=== Input records ===
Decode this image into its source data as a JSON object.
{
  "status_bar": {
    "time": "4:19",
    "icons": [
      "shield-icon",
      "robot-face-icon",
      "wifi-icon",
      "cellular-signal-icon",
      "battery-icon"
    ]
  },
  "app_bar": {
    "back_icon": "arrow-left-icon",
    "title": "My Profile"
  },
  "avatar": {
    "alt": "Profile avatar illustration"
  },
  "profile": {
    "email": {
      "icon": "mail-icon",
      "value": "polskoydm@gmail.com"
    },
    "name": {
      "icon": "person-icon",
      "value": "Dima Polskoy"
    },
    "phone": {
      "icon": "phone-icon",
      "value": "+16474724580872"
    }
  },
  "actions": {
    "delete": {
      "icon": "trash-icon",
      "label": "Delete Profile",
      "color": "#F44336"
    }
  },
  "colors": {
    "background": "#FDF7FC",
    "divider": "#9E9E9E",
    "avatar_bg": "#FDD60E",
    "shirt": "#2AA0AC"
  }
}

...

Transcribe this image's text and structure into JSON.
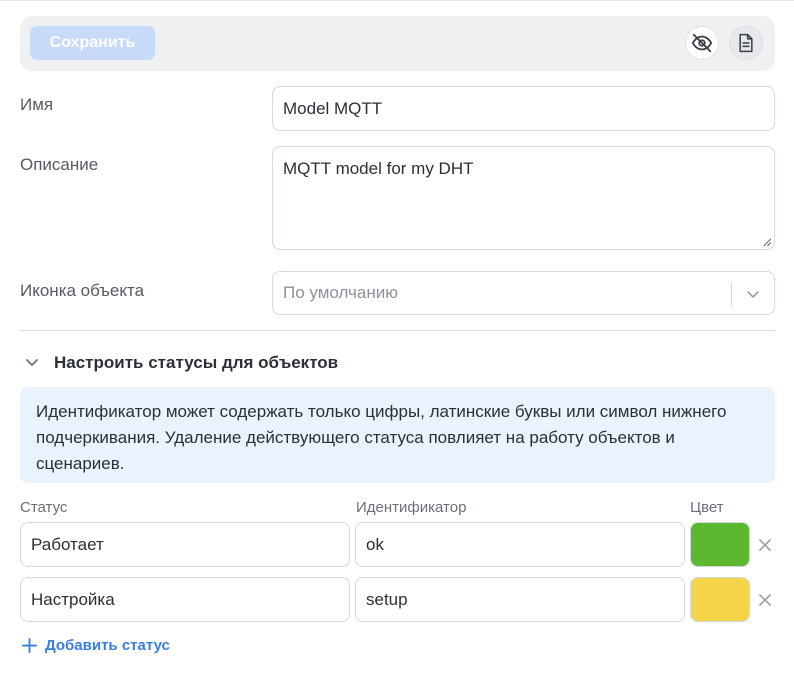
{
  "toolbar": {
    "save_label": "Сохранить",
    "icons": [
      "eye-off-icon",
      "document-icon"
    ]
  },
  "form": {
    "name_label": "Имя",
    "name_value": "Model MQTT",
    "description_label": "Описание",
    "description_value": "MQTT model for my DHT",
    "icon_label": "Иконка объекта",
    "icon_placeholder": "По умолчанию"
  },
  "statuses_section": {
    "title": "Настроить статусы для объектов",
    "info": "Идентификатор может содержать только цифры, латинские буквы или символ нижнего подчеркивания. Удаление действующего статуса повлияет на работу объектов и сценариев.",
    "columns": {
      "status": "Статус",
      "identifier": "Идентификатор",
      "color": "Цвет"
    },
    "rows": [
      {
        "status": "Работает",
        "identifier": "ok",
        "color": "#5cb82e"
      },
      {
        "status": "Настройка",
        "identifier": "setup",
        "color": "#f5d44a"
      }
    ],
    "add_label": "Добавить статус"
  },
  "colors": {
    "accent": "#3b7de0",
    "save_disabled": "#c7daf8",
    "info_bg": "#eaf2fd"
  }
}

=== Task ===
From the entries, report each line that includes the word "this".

=== Written solution ===
Decode this image into its source data as a JSON object.
Transcribe this image's text and structure into JSON.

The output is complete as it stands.